[Items from an interface collection]
□ □ □

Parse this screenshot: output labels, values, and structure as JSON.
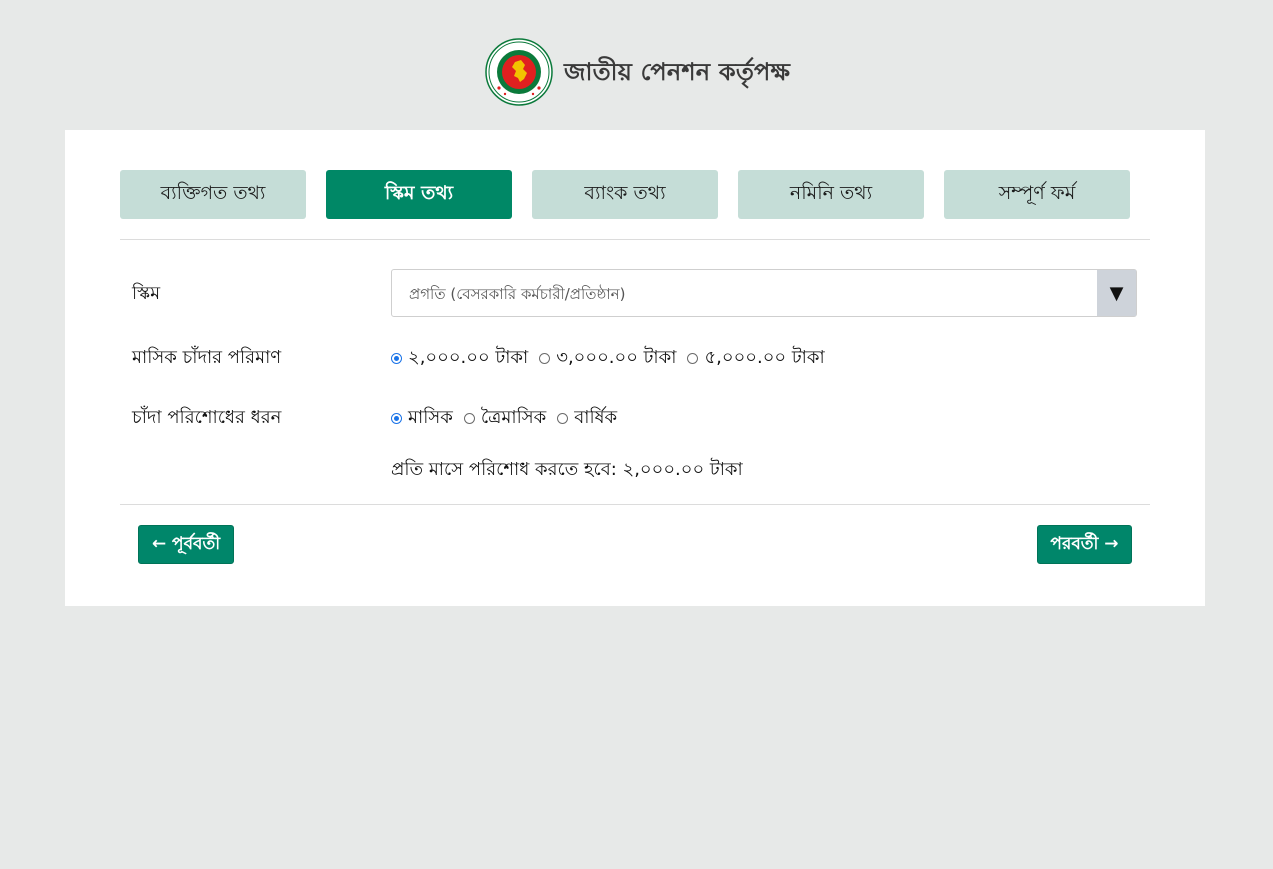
{
  "header": {
    "logo_ring_text_top": "গণপ্রজাতন্ত্রী বাংলাদেশ",
    "logo_ring_text_bottom": "সরকার",
    "title": "জাতীয় পেনশন কর্তৃপক্ষ"
  },
  "tabs": [
    {
      "label": "ব্যক্তিগত তথ্য",
      "active": false
    },
    {
      "label": "স্কিম তথ্য",
      "active": true
    },
    {
      "label": "ব্যাংক তথ্য",
      "active": false
    },
    {
      "label": "নমিনি তথ্য",
      "active": false
    },
    {
      "label": "সম্পূর্ণ ফর্ম",
      "active": false
    }
  ],
  "form": {
    "scheme": {
      "label": "স্কিম",
      "selected": "প্রগতি (বেসরকারি কর্মচারী/প্রতিষ্ঠান)",
      "arrow_icon": "▼"
    },
    "contribution": {
      "label": "মাসিক চাঁদার পরিমাণ",
      "options": [
        {
          "label": "২,০০০.০০ টাকা",
          "checked": true
        },
        {
          "label": "৩,০০০.০০ টাকা",
          "checked": false
        },
        {
          "label": "৫,০০০.০০ টাকা",
          "checked": false
        }
      ]
    },
    "payment_type": {
      "label": "চাঁদা পরিশোধের ধরন",
      "options": [
        {
          "label": "মাসিক",
          "checked": true
        },
        {
          "label": "ত্রৈমাসিক",
          "checked": false
        },
        {
          "label": "বার্ষিক",
          "checked": false
        }
      ]
    },
    "summary": "প্রতি মাসে পরিশোধ করতে হবে: ২,০০০.০০ টাকা"
  },
  "nav": {
    "prev_label": "← পূর্ববর্তী",
    "next_label": "পরবর্তী →"
  },
  "colors": {
    "page_bg": "#e7e9e8",
    "card_bg": "#ffffff",
    "tab_bg": "#c5ddd7",
    "tab_active_bg": "#008866",
    "button_bg": "#00866a",
    "radio_accent": "#1a73e8",
    "logo_green": "#0b7a3b",
    "logo_red": "#e02020"
  }
}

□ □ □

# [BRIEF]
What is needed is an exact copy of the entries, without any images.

# [EXERCISE OUTPUT]
Parse this screenshot: output labels, values, and structure as JSON.
{
  "header": {
    "logo_ring_text_top": "গণপ্রজাতন্ত্রী বাংলাদেশ",
    "logo_ring_text_bottom": "সরকার",
    "title": "জাতীয় পেনশন কর্তৃপক্ষ"
  },
  "tabs": [
    {
      "label": "ব্যক্তিগত তথ্য",
      "active": false
    },
    {
      "label": "স্কিম তথ্য",
      "active": true
    },
    {
      "label": "ব্যাংক তথ্য",
      "active": false
    },
    {
      "label": "নমিনি তথ্য",
      "active": false
    },
    {
      "label": "সম্পূর্ণ ফর্ম",
      "active": false
    }
  ],
  "form": {
    "scheme": {
      "label": "স্কিম",
      "selected": "প্রগতি (বেসরকারি কর্মচারী/প্রতিষ্ঠান)",
      "arrow_icon": "▼"
    },
    "contribution": {
      "label": "মাসিক চাঁদার পরিমাণ",
      "options": [
        {
          "label": "২,০০০.০০ টাকা",
          "checked": true
        },
        {
          "label": "৩,০০০.০০ টাকা",
          "checked": false
        },
        {
          "label": "৫,০০০.০০ টাকা",
          "checked": false
        }
      ]
    },
    "payment_type": {
      "label": "চাঁদা পরিশোধের ধরন",
      "options": [
        {
          "label": "মাসিক",
          "checked": true
        },
        {
          "label": "ত্রৈমাসিক",
          "checked": false
        },
        {
          "label": "বার্ষিক",
          "checked": false
        }
      ]
    },
    "summary": "প্রতি মাসে পরিশোধ করতে হবে: ২,০০০.০০ টাকা"
  },
  "nav": {
    "prev_label": "← পূর্ববর্তী",
    "next_label": "পরবর্তী →"
  },
  "colors": {
    "page_bg": "#e7e9e8",
    "card_bg": "#ffffff",
    "tab_bg": "#c5ddd7",
    "tab_active_bg": "#008866",
    "button_bg": "#00866a",
    "radio_accent": "#1a73e8",
    "logo_green": "#0b7a3b",
    "logo_red": "#e02020"
  }
}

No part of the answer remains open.